• How to complete this task: In the entries below, how many lines hold the string "label"? Give only the number.

(Dataset rows describing interfaces)

• • • • •

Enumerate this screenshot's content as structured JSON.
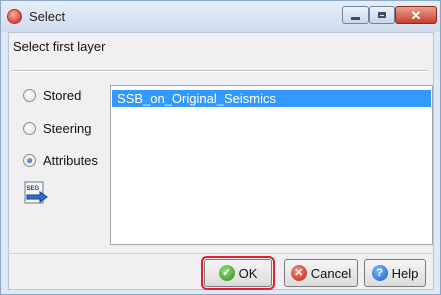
{
  "window": {
    "title": "Select"
  },
  "header": {
    "label": "Select first layer"
  },
  "options": [
    {
      "label": "Stored",
      "checked": false
    },
    {
      "label": "Steering",
      "checked": false
    },
    {
      "label": "Attributes",
      "checked": true
    }
  ],
  "list": {
    "items": [
      "SSB_on_Original_Seismics"
    ],
    "selected_index": 0
  },
  "buttons": {
    "ok": "OK",
    "cancel": "Cancel",
    "help": "Help"
  },
  "icons": {
    "app": "app-icon",
    "segy": "segy-import-icon",
    "ok": "check-icon",
    "cancel": "cancel-icon",
    "help": "help-icon"
  },
  "colors": {
    "selection": "#3399ff",
    "default_button_outline": "#e0202a"
  }
}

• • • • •

• Written answer: 4